Are you considering purchasing wearable technology this holiday season, like the Oura Ring, the FitBit, or an Apple Watch? These technological innovations are being developed at a dizzying pace and are not only utilized for personal reasons, but are showing up in medical education, at conferences, and in research, as well.Continue reading “Wearable Technology Changing Medicine”
Cardiometabolic health is often an overlooked aspect in the management of hormonal health and, specifically, thyroid health. The two are intricately connected, displaying a complex, weblike relationship that is both interdependent and bidirectional.Continue reading “Cardiometabolic Health and The Thyroid”
Narrative Medicine uses a patient’s background and language to assist in clinical practice and research and is an effective and often cathartic approach to individualized healing. When physicians are able to address the personal “stories” that may work in conjunction with physical illness, we can validate the experience of the patient and promote a stronger relationship between patient and physician.Continue reading “Every Patient Has a Story to Tell: Narrative Medicine”
Every day I see patients with varying health challenges, many of whom are additionally metabolically unhealthy. With the risk of COVID-19, poor cardiometabolic health has gained more attention, and some experts are even referring to it as a pandemic within the pandemic. As a preventive integrative physician, I see this as an opportunity for many to focus on metabolic health and, hopefully, make lemonade from lemons.Continue reading “COVID-19 Brings Attention to Cardiometabolic Health”

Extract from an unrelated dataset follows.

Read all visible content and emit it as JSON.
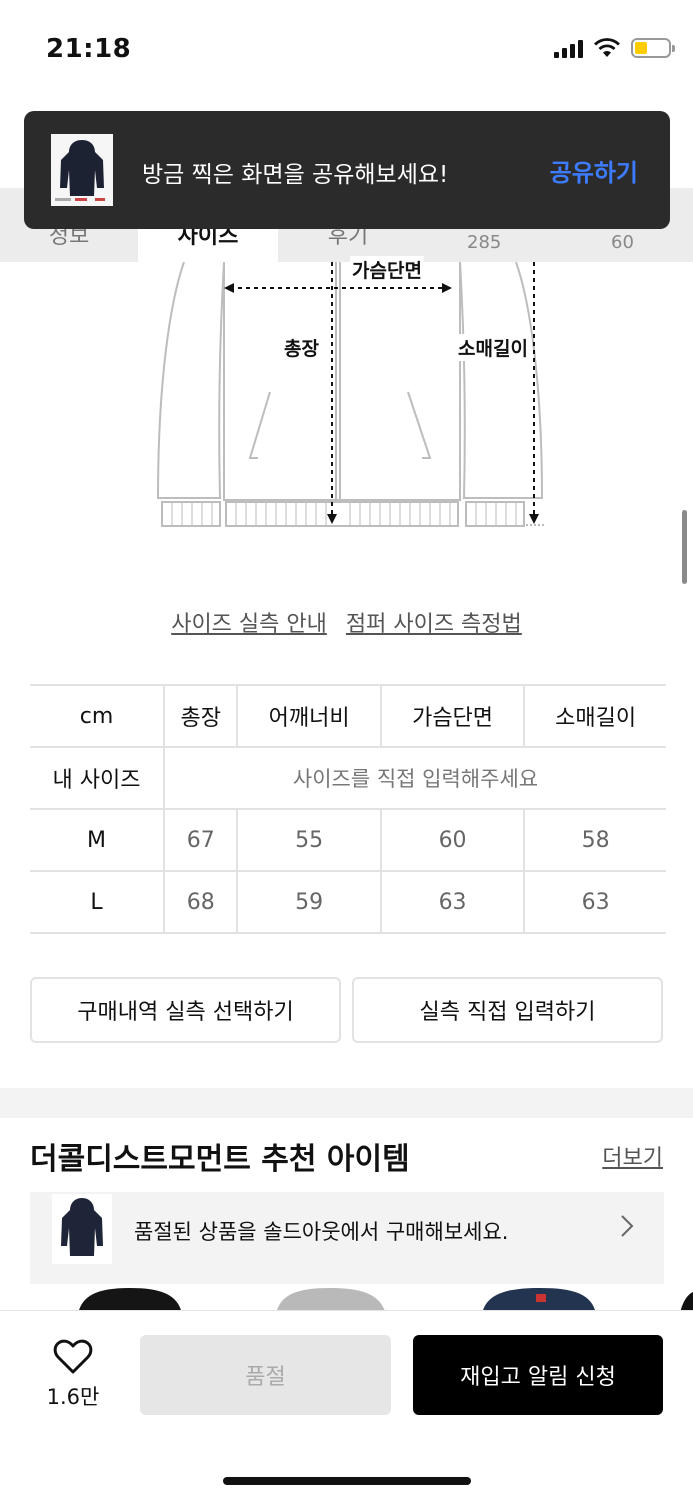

Physicians spend a lot of time detecting and attempting to “fix” patients’ health issues. Over time, I have retrained myself to focus on reframing health goals to include not only the absence of disease, but the importance of living optimally and vibrantly.Continue reading “Approaching Wellness through Salutogenesis”
As many of you know, throughout my career in medicine, preventive medicine, identifying and reducing the risk of disease, has been my passion. Genomics, or the study of a person’s genes, has become a game-changer in the field of preventive medicine, not solely because of what health complications may affect our futures, but mainly because of what is happening in our bodies today. Research shows that genetic testing may be a more sensitive indicator of health than family history, personal history, exams, or imaging studies. For this reason, I feel strongly that genetic testing should be a part of routine health care.Continue reading “Genetic Testing Needed in Routine Health Care”
We have all heard that too much sugar is bad for us. While sugar is clearly a villain, the lack of bitter in our diet also impacts our health.
The next time you see your physician, consider discussing the impact that climate change and environmental hazards are having on your health. While the interactions of human health and the environment are complex, we are seeing dynamic and interacting forces that span from the level of personal to global. One of the world’s oldest and most respected medical journals, The Lancet, has referred to climate change as the “biggest global health threat of the 21st century.”Continue reading “Our Changing Climate, Our Health”
As we enter the autumn season, it’s a great time to start thinking about shifting our diets to reflect the bounty of nature’s harvest available in the fall. By focusing on seasonal eating, we can become more in tune with nature, with our body’s’ needs, and on doing what’s best for the environment.Continue reading “Seasonal eating; shift your diet to reflect the bounty of nature’s harvest”
Often patients express worry that their ferritin levels are too low, when, in fact, I am concerned about the opposite.
Ferritin is a large protein molecule, and while its role is complex and still unclear, ferritin is generally considered a surrogate marker for total iron storage in the body and often acts as a biomarker of health. Optimal ferritin levels and reference ranges are not currently well defined, but what are considered “normal levels” may actually be too high, and some researchers are advocating for a change in what is considered normal. While we still don’t know the “optimal” numbers, aiming for below the 50 percentile is most likely healthier (20-40 for women, 50-70 for men). Ferritin specialist William R. Ware, PhD, suggests that we should aim even lower for some patient populations (those with cardiometabolic disease, non-alcoholic fatty liver, etc.).Continue reading “Optimal Ferritin Levels May Surprise You”